information on their affected communities.
10. Argentum is establishing an Emergency Preparedness Standards
Board to develop assessment tools, sample plans and training to senior
living providers in the emergency preparedness efforts.
Statement of Teresa Osborne, Pennsylvania Secretary of Aging, and Rick
Flinn, Director, Pennsylvania Emergency Management Agency
Chairman Collins, Ranking Member Casey, and Members of the
Committee, thank you for holding a hearing to examine disaster
preparedness and response for older Americans.
September is National Preparedness Month and this year's theme is,
``Disasters Don't Plan Ahead. You Can.'' Recognizing that we are in the
immediate aftermath of Hurricane Harvey and Hurricane Irma, disasters
like these serve as a reminder that each of us must be prepared for
emergencies that can easily affect us where we live, work, or visit.
Being prepared for the next potential emergency is a top priority
for the Wolf Administration. As such, the Pennsylvania Emergency
Management Agency (PEMA) and the Department of Aging have been engaged
in conversations about emergency preparedness and Pennsylvania's older
population. A recent survey conducted by PEMA revealed that only 26% of
Pennsylvanians age 65 and older have a plan in place for when disaster
strikes. This sobering statistic tells us that we all have friends,
family, neighbors, and consumers who have no plan for how to act when a
disaster is imminent, don't know how to respond after one has struck,
and may not know how to communicate if they need assistance.
Older Pennsylvanians have some of the same needs as the general
population during a human-made or natural disaster. However, for older
adults and persons with disabilities, they may also have a wider
variety of functional limitations and some additional challenges to
consider, including medical equipment, accessibility and transportation
issues, and access to prescription medications. Approximately half of
those over age 65 have two or more chronic health problems, such as
heart disease, diabetes, and Alzheimer's disease. These conditions
increase a person's vulnerability during periods of time without food,
water, shelter, and adequate rest. According to the 2010 U.S. Census,
of the older adults who were living outside nursing homes or hospitals,
nearly one third (11.3 million) lived alone. This reality makes the
creation and maintenance of a support network particularly important.
Because emergencies and disasters strike quickly, you might be
forced to evacuate your neighborhood or be prepared to be confined to
your home. While first responders and relief workers will quickly be on
the scene, they may not be able to reach everyone immediately, meaning
that help may arrive in hours or even days depending on the extent of
damage. What would you do if your basic services: water, gas,
electricity, or communications, were cutoff?
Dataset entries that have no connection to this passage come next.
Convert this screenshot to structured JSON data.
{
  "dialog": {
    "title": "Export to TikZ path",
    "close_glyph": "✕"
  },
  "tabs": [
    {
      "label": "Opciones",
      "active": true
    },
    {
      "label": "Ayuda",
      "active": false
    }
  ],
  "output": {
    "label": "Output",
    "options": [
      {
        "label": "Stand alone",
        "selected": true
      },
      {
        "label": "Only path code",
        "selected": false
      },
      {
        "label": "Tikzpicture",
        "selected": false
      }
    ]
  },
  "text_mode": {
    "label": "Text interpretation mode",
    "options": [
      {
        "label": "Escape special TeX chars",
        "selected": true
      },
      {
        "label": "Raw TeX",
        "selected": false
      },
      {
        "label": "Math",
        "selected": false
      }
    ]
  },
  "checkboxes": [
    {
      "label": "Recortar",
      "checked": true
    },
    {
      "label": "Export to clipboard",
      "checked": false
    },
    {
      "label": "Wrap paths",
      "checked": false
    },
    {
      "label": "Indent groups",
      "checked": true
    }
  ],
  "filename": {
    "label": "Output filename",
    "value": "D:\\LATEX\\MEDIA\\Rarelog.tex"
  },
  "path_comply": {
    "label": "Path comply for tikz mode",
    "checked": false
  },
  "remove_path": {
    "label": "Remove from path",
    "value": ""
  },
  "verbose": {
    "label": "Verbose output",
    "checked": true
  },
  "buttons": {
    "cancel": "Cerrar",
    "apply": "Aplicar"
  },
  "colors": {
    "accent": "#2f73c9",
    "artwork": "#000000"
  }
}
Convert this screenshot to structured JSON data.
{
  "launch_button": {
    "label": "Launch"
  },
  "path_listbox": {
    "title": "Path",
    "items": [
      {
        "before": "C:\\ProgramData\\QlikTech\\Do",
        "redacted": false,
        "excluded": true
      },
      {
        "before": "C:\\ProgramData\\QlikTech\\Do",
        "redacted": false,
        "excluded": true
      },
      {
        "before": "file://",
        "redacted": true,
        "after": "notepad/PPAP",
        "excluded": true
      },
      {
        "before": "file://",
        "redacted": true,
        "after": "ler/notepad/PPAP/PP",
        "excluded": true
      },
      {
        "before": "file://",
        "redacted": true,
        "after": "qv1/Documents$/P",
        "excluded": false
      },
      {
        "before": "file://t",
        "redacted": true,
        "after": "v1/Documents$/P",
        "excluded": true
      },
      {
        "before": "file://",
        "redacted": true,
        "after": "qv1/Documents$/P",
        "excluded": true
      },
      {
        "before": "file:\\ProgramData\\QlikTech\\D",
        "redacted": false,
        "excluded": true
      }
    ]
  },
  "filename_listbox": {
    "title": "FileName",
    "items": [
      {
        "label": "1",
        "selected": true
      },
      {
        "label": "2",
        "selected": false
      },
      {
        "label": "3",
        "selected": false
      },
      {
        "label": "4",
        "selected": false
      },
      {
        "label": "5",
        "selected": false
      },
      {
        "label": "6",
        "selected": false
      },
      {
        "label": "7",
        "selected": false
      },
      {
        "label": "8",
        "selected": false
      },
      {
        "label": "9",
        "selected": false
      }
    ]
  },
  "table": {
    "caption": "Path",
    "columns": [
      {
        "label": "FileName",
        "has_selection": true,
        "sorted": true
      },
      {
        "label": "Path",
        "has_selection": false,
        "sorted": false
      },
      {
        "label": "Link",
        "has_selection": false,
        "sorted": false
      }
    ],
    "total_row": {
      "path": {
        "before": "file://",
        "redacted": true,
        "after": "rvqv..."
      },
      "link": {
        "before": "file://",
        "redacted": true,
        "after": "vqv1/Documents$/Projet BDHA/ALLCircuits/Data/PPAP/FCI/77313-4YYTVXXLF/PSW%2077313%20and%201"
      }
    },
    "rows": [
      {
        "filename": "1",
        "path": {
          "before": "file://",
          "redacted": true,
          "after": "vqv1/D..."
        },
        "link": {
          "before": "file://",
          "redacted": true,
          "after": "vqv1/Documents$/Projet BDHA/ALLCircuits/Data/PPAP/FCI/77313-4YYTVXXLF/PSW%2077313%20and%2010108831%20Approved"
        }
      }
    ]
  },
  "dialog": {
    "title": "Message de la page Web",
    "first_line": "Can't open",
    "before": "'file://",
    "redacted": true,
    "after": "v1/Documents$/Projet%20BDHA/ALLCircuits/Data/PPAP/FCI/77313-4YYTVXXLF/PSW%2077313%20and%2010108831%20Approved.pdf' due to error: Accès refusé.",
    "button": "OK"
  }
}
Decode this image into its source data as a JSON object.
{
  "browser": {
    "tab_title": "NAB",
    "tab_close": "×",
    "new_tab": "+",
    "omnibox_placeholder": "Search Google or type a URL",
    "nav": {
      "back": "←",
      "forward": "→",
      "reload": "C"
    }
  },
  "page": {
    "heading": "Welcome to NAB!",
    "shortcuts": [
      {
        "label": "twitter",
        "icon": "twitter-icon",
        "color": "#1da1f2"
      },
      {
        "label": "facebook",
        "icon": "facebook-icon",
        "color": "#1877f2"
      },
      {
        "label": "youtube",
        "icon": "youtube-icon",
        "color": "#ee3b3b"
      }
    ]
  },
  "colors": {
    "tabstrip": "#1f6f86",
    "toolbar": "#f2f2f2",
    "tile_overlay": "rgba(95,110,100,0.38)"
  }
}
Even if you have physical
limitations, you can still learn how to protect yourself and cope with
disaster by planning in advance and by working with those in your
support network: your family, neighbors, friends, and caregivers, as
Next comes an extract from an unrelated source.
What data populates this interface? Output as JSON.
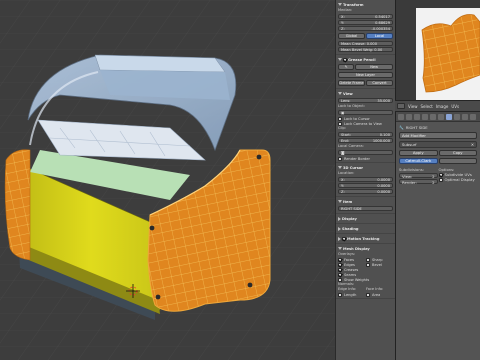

well as your local responders as a team.
During September, the month dedicated to emergency preparedness, we
are encouraging all older Pennsylvanians and their families to be
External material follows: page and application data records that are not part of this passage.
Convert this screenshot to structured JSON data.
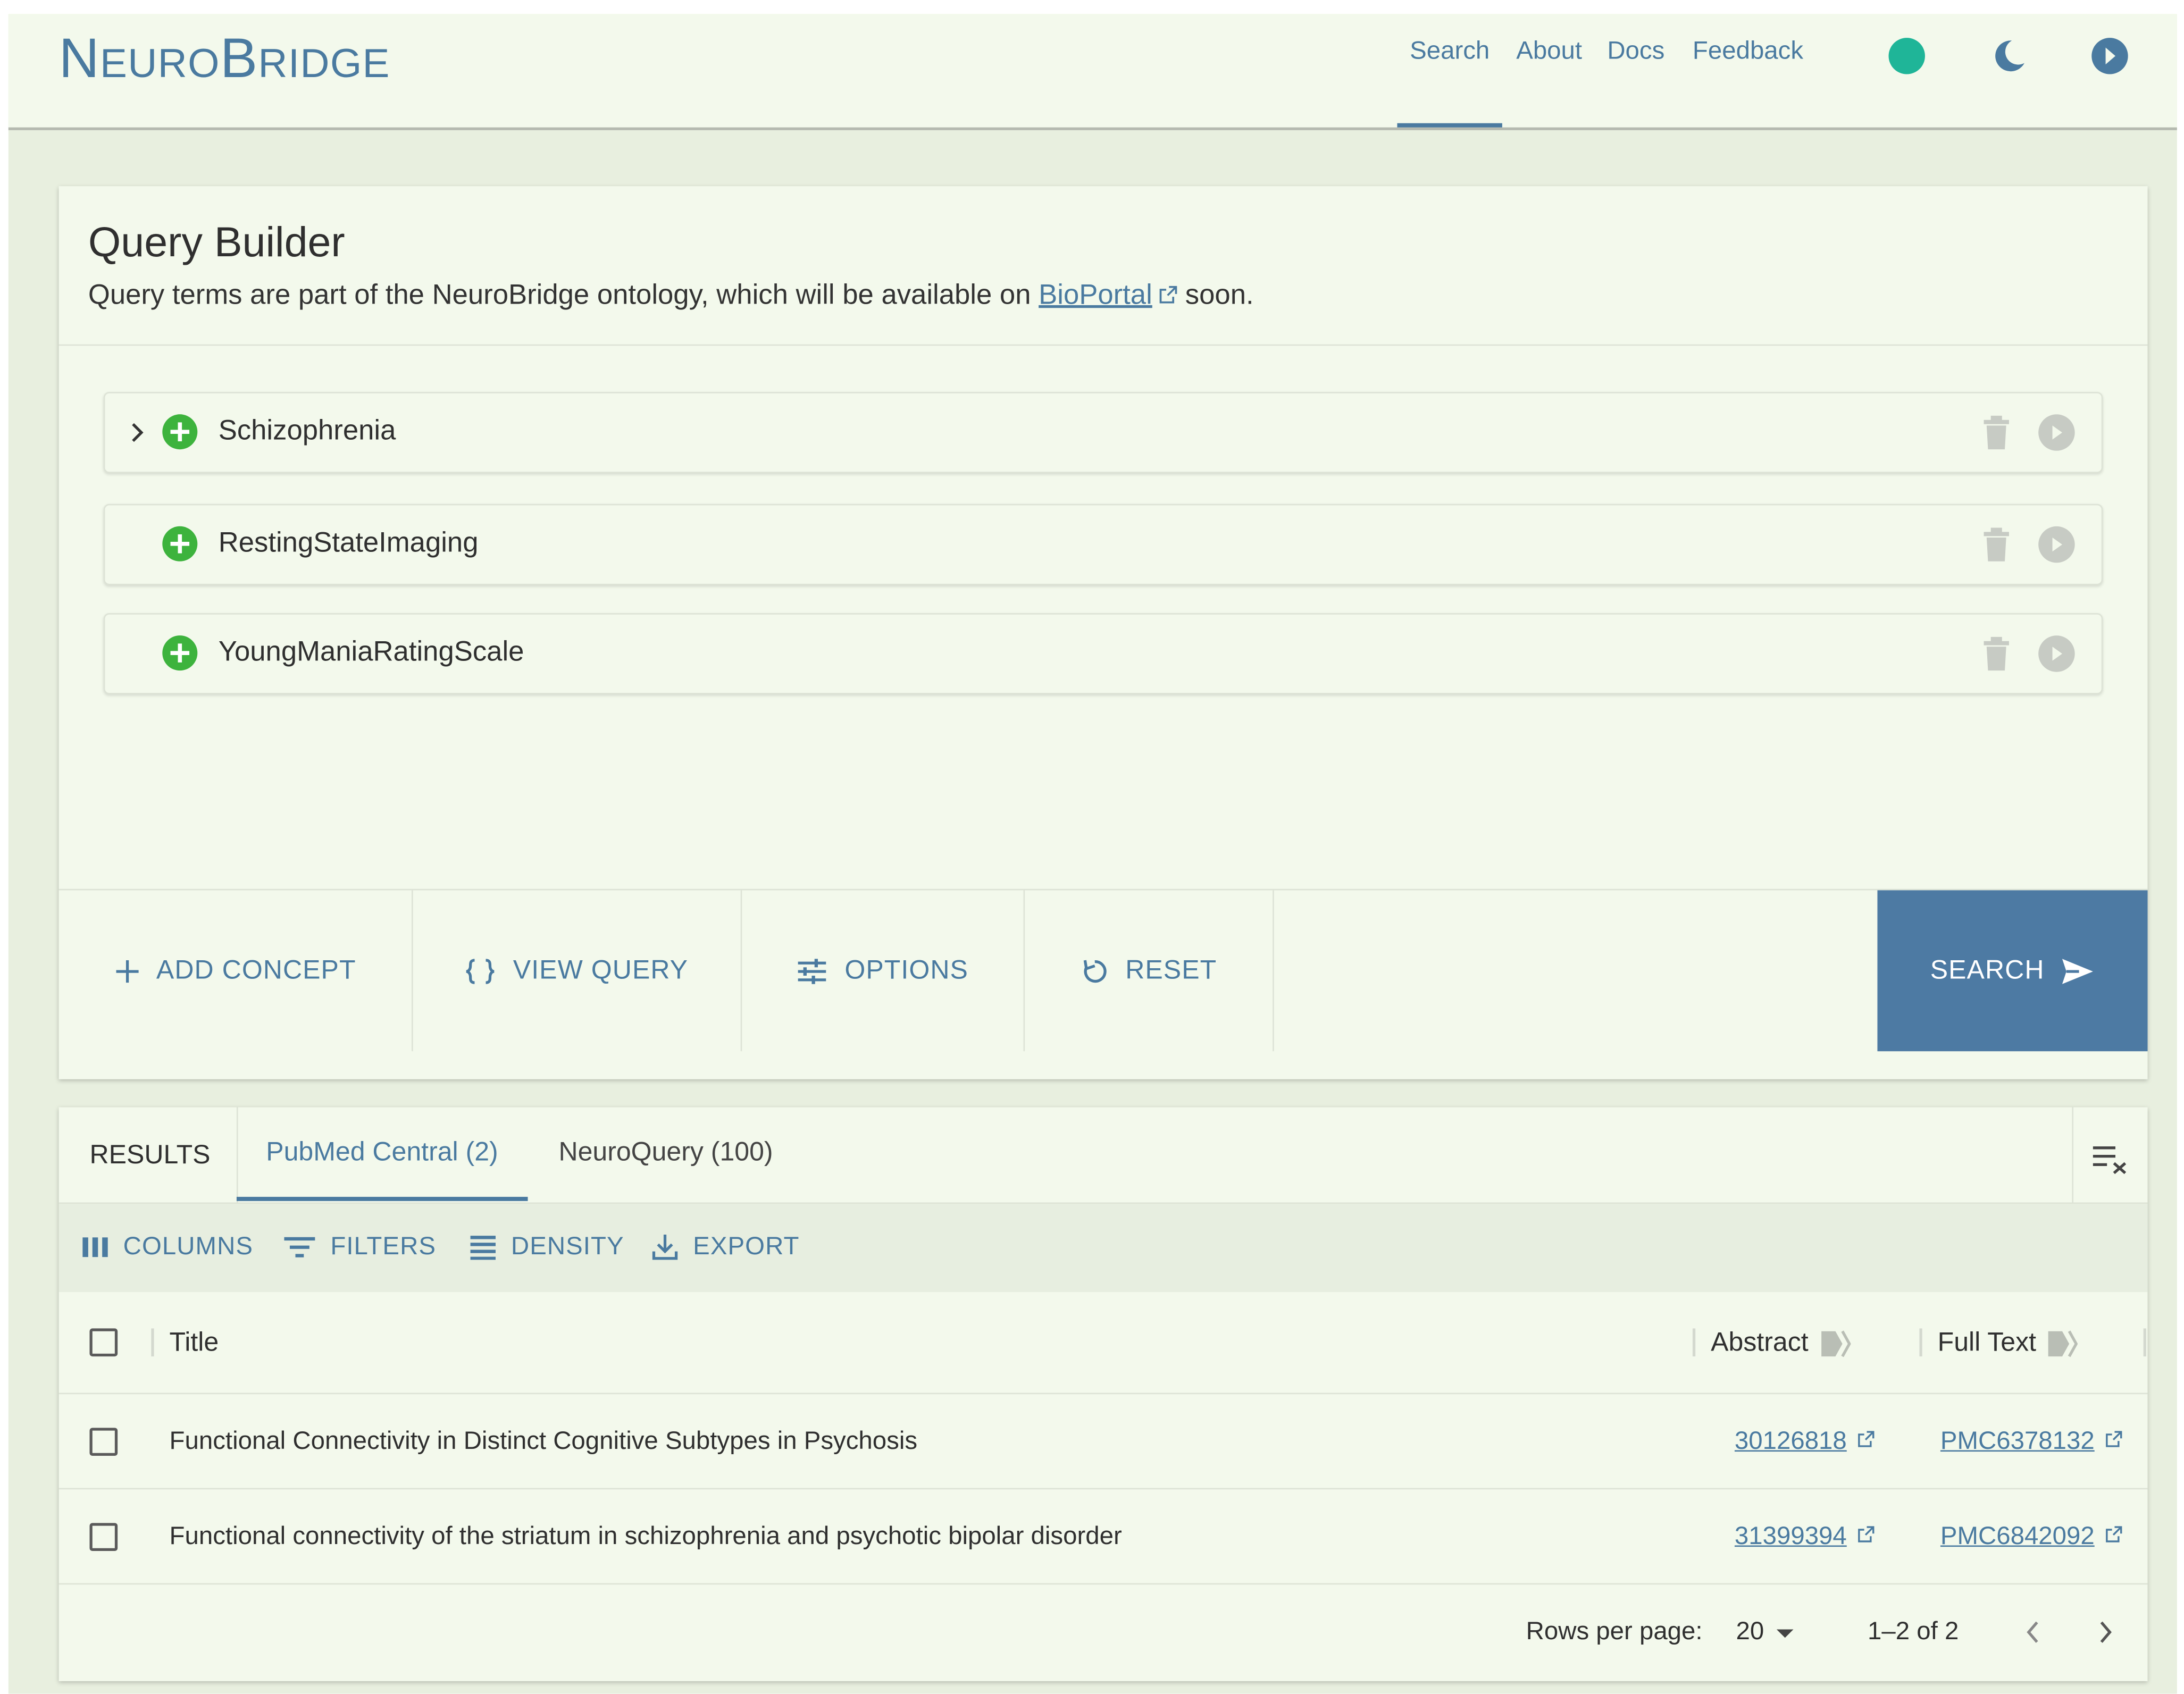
{
  "header": {
    "logo_first": "N",
    "logo_rest_1": "EURO",
    "logo_mid": "B",
    "logo_rest_2": "RIDGE",
    "nav": [
      "Search",
      "About",
      "Docs",
      "Feedback"
    ],
    "active_nav": "Search",
    "icons": [
      "status-dot-icon",
      "dark-mode-moon-icon",
      "menu-arrow-icon"
    ],
    "status_color": "#1fb598"
  },
  "query_builder": {
    "title": "Query Builder",
    "subtitle_pre": "Query terms are part of the NeuroBridge ontology, which will be available on ",
    "subtitle_link": "BioPortal",
    "subtitle_post": " soon.",
    "concepts": [
      {
        "label": "Schizophrenia",
        "expandable": true
      },
      {
        "label": "RestingStateImaging",
        "expandable": false
      },
      {
        "label": "YoungManiaRatingScale",
        "expandable": false
      }
    ],
    "actions": {
      "add_concept": "ADD CONCEPT",
      "view_query": "VIEW QUERY",
      "options": "OPTIONS",
      "reset": "RESET",
      "search": "SEARCH"
    }
  },
  "results": {
    "label": "RESULTS",
    "tabs": [
      "PubMed Central (2)",
      "NeuroQuery (100)"
    ],
    "active_tab": "PubMed Central (2)",
    "toolbar": {
      "columns": "COLUMNS",
      "filters": "FILTERS",
      "density": "DENSITY",
      "export": "EXPORT"
    },
    "columns": {
      "title": "Title",
      "abstract": "Abstract",
      "full_text": "Full Text"
    },
    "rows": [
      {
        "title": "Functional Connectivity in Distinct Cognitive Subtypes in Psychosis",
        "abstract": "30126818",
        "full_text": "PMC6378132"
      },
      {
        "title": "Functional connectivity of the striatum in schizophrenia and psychotic bipolar disorder",
        "abstract": "31399394",
        "full_text": "PMC6842092"
      }
    ],
    "pagination": {
      "rows_per_page_label": "Rows per page:",
      "rows_per_page": "20",
      "range": "1–2 of 2"
    }
  },
  "colors": {
    "accent": "#4a7aa0",
    "search_button": "#4d7aa3",
    "add_icon": "#3db33d",
    "page_bg": "#e8efdf",
    "card_bg": "#f3f9ec"
  }
}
informed, prepared, involved and ready. We are sharing three easy steps
that they can take:
1. Visit www.ready.PA.gov to take the ``Ready PA Preparedness
2. Download the ``Get Ready Now'' pocket guide, a 3-step guide on
emergency preparedness for older adults. To access the guide, go to
www.aging.pa.gov, hover your mouse over the ``Publications & Reports''
dropdown, then click on ``Emergency Preparedness'' (Direct link:
3. Call your local Area Agency on Aging (AAA), which is poised to
participate on every level of emergency preparedness planning, and meet
the needs of the communities they serve in times of crisis. Find your
local AAA at www.aging.pa.gov/AAA
We are sharing these steps with the Committee to the extent that
they can be used as a model for other States, in taking extra
precaution in preparing for a disaster. Pennsylvania will continue to
be a leader in the area of preparedness and response, and we look
forward to working with the Committee to ensure older adults across the
Commonwealth and country are prepared for the possibility of a